Hotter, Weirder: How Climate Has Changed Earth Last Updated on 2014-12-03 11:46:22     In the more than two decades since world leaders first got together to try to solve global warming, life on Earth has changed, not just the climate. It's gotten hotter, more polluted with heat-trapping gases, more crowded and just downright wilder. CLICK HERE TO READ MORE More »
Maryland set to allow fracking Last Updated on 2014-11-29 17:14:24 Maryland officials have laid out a plan to permit hydraulic fracturing for natural gas in the western part of the state. Click here to read more More »

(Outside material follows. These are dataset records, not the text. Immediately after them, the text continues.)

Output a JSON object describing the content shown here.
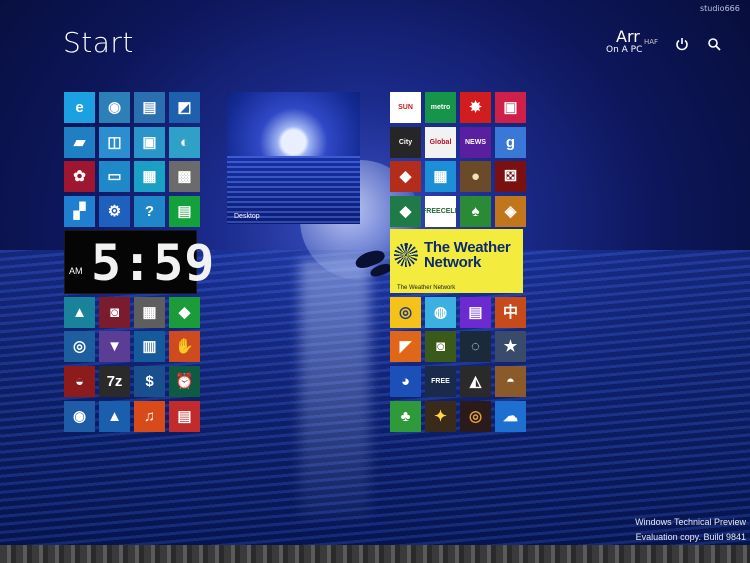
{
  "header": {
    "title": "Start",
    "user_name": "Arr",
    "user_status": "On A PC",
    "avatar_text": "HAF",
    "watermark": "studio666",
    "power_icon": "power-icon",
    "search_icon": "search-icon"
  },
  "clock": {
    "ampm": "AM",
    "time": "5:59"
  },
  "desktop_tile": {
    "label": "Desktop"
  },
  "weather_tile": {
    "name_line1": "The Weather",
    "name_line2": "Network",
    "caption": "The Weather Network",
    "color": "#f3ec3f"
  },
  "left_tiles": [
    {
      "app": "internet-explorer",
      "glyph": "e",
      "bg": "#1ba1e2"
    },
    {
      "app": "firefox",
      "glyph": "◉",
      "bg": "#2d7fb8"
    },
    {
      "app": "file-explorer",
      "glyph": "▤",
      "bg": "#2b6fb0"
    },
    {
      "app": "photos-viewer",
      "glyph": "◩",
      "bg": "#1e5fae"
    },
    {
      "app": "windows-media-center",
      "glyph": "▰",
      "bg": "#1f7fc4"
    },
    {
      "app": "network-center",
      "glyph": "◫",
      "bg": "#2a8ed1"
    },
    {
      "app": "remote-desktop",
      "glyph": "▣",
      "bg": "#2a95c9"
    },
    {
      "app": "paint",
      "glyph": "◐",
      "bg": "#2fa0c8"
    },
    {
      "app": "device-manager",
      "glyph": "✿",
      "bg": "#9e1630"
    },
    {
      "app": "computer",
      "glyph": "▭",
      "bg": "#1e88c8"
    },
    {
      "app": "notepad",
      "glyph": "▦",
      "bg": "#1aa0c4"
    },
    {
      "app": "calculator",
      "glyph": "▩",
      "bg": "#6b6b6b"
    },
    {
      "app": "store-apps",
      "glyph": "▞",
      "bg": "#1f7fd0"
    },
    {
      "app": "settings",
      "glyph": "⚙",
      "bg": "#1f5fbe"
    },
    {
      "app": "help",
      "glyph": "?",
      "bg": "#1e86c9"
    },
    {
      "app": "store",
      "glyph": "▤",
      "bg": "#12a13a"
    },
    {
      "app": "photos",
      "glyph": "▲",
      "bg": "#18839a"
    },
    {
      "app": "camera",
      "glyph": "◙",
      "bg": "#7a1b2e"
    },
    {
      "app": "calculator2",
      "glyph": "▦",
      "bg": "#5e5e5e"
    },
    {
      "app": "xbox-games",
      "glyph": "◆",
      "bg": "#1b9b3a"
    },
    {
      "app": "intel",
      "glyph": "◎",
      "bg": "#1d5f9e"
    },
    {
      "app": "reader",
      "glyph": "▼",
      "bg": "#5c3d95"
    },
    {
      "app": "music-grid",
      "glyph": "▥",
      "bg": "#155a9a"
    },
    {
      "app": "office-lens",
      "glyph": "✋",
      "bg": "#cf4a1f"
    },
    {
      "app": "ccleaner",
      "glyph": "◒",
      "bg": "#8e1b1b"
    },
    {
      "app": "7zip",
      "glyph": "7z",
      "bg": "#2a2a2a"
    },
    {
      "app": "finance",
      "glyph": "$",
      "bg": "#1a4f8e"
    },
    {
      "app": "alarms",
      "glyph": "⏰",
      "bg": "#0e5a42"
    },
    {
      "app": "eye-view",
      "glyph": "◉",
      "bg": "#1f5ca8"
    },
    {
      "app": "vlc",
      "glyph": "▲",
      "bg": "#1a5fae"
    },
    {
      "app": "music",
      "glyph": "♫",
      "bg": "#d84a1a"
    },
    {
      "app": "news",
      "glyph": "▤",
      "bg": "#c12b2b"
    }
  ],
  "right_tiles": [
    {
      "app": "sun-news",
      "glyph": "SUN",
      "bg": "#ffffff",
      "color": "#cc1b1b"
    },
    {
      "app": "metro",
      "glyph": "metro",
      "bg": "#16944a",
      "color": "#ffffff"
    },
    {
      "app": "cbc",
      "glyph": "✸",
      "bg": "#d11d1d",
      "color": "#ffffff"
    },
    {
      "app": "video",
      "glyph": "▣",
      "bg": "#cf2049",
      "color": "#ffffff"
    },
    {
      "app": "city-news",
      "glyph": "City",
      "bg": "#262626",
      "color": "#ffffff"
    },
    {
      "app": "global-news",
      "glyph": "Global",
      "bg": "#f2f2f2",
      "color": "#b7102a"
    },
    {
      "app": "news-channel",
      "glyph": "NEWS",
      "bg": "#5a1fa0",
      "color": "#ffffff"
    },
    {
      "app": "google",
      "glyph": "g",
      "bg": "#3a78d8",
      "color": "#ffffff"
    },
    {
      "app": "fighting-game",
      "glyph": "◆",
      "bg": "#b32d1b",
      "color": "#ffffff"
    },
    {
      "app": "puzzle-game",
      "glyph": "▦",
      "bg": "#1d8fd6",
      "color": "#ffffff"
    },
    {
      "app": "checkers",
      "glyph": "●",
      "bg": "#6b4a2a",
      "color": "#f0e0c0"
    },
    {
      "app": "dice",
      "glyph": "⚄",
      "bg": "#7a1010",
      "color": "#ffffff"
    },
    {
      "app": "mahjong-pins",
      "glyph": "◆",
      "bg": "#1f7a48",
      "color": "#ffffff"
    },
    {
      "app": "freecell",
      "glyph": "FREECELL",
      "bg": "#ffffff",
      "color": "#1a6b2a"
    },
    {
      "app": "solitaire",
      "glyph": "♠",
      "bg": "#2b8a36",
      "color": "#ffffff"
    },
    {
      "app": "trophy-game",
      "glyph": "◈",
      "bg": "#c2761b",
      "color": "#ffffff"
    },
    {
      "app": "minions",
      "glyph": "◎",
      "bg": "#f5c21a",
      "color": "#1f3a8a"
    },
    {
      "app": "cut-the-rope",
      "glyph": "◍",
      "bg": "#3cb0e0",
      "color": "#ffffff"
    },
    {
      "app": "tap-tiles",
      "glyph": "▤",
      "bg": "#6b2bd1",
      "color": "#ffffff"
    },
    {
      "app": "mahjong",
      "glyph": "中",
      "bg": "#c74a1a",
      "color": "#ffffff"
    },
    {
      "app": "racing",
      "glyph": "◤",
      "bg": "#e0661a",
      "color": "#ffffff"
    },
    {
      "app": "zombie",
      "glyph": "◙",
      "bg": "#3a5a1a",
      "color": "#ffffff"
    },
    {
      "app": "pool",
      "glyph": "◌",
      "bg": "#1a2a3a",
      "color": "#ffffff"
    },
    {
      "app": "star-game",
      "glyph": "★",
      "bg": "#3a4a6a",
      "color": "#ffffff"
    },
    {
      "app": "sonic",
      "glyph": "◕",
      "bg": "#1d4fb8",
      "color": "#ffffff"
    },
    {
      "app": "free-cards",
      "glyph": "FREE",
      "bg": "#1a2a4a",
      "color": "#ffffff"
    },
    {
      "app": "hunt-game",
      "glyph": "◭",
      "bg": "#2a2a2a",
      "color": "#ffffff"
    },
    {
      "app": "cowboy",
      "glyph": "◓",
      "bg": "#8a5a2a",
      "color": "#ffffff"
    },
    {
      "app": "cards",
      "glyph": "♣",
      "bg": "#2e9a3a",
      "color": "#ffffff"
    },
    {
      "app": "dream-game",
      "glyph": "✦",
      "bg": "#3a2a1a",
      "color": "#ffd84a"
    },
    {
      "app": "tunnel",
      "glyph": "◎",
      "bg": "#2a1a1a",
      "color": "#e0a040"
    },
    {
      "app": "onedrive",
      "glyph": "☁",
      "bg": "#1d6fd0",
      "color": "#ffffff"
    }
  ],
  "footer": {
    "line1": "Windows Technical Preview",
    "line2": "Evaluation copy. Build 9841"
  }
}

Climate deal: What the scientists say Last Updated on 2014-11-29 16:53:18 A snapshot of what scientists are saying about climate change ahead of the next round of UN talks opening in Lima on Monday.WHERE ARE WE NOW? Atmospheric levels of three greenhouse gases from burning coal, oil and gas are the highest in 800,000 years. Read more at: http://phys.org/news/2014-11-climate-scientists.html More »
Ecosystems and Human Well-Being: Volume 1: Current State and Trends: Air Quality and Climate Last Updated on 2014-11-17 12:15:25 This is Chapter 13 of the Millenium Ecosystem Assessment report Ecosystems and Human Well-Being: Volume 1: Current State and Trends Coordinating Lead Authors: Jo House, Victor Brovkin Lead Authors: Richard Betts, Bob Constanza, Maria Assunçao Silva Dias, Beth Holland, Corinne Le Quéré, Nophea Kim Phat, Ulf Riebesell, Mary Scholes Contributing Authors: Almut Arneth, Damian Barratt, Ken Cassman, Torben Christensen, Sarah Cornell, Jon Foley, Laurens Ganzeveld, Thomas Hickler, Sander Houweling, Marko Scholze, Fortunat Joos, Karen Kohfeld, Manfredi Manizza, Denis Ojima, I. Colin Prentice, Crystal Schaaf, Ben Smith, Ina Tegen, Kirsten Thonicke, Nicola Warwick Review Editors: Pavel Kabat, Shuzo Nishioka Main Messages Ecosystems, both natural and managed, exert a strong influence on climate and air quality. Ecosystems are both sources and sinks of greenhouse gases,... More »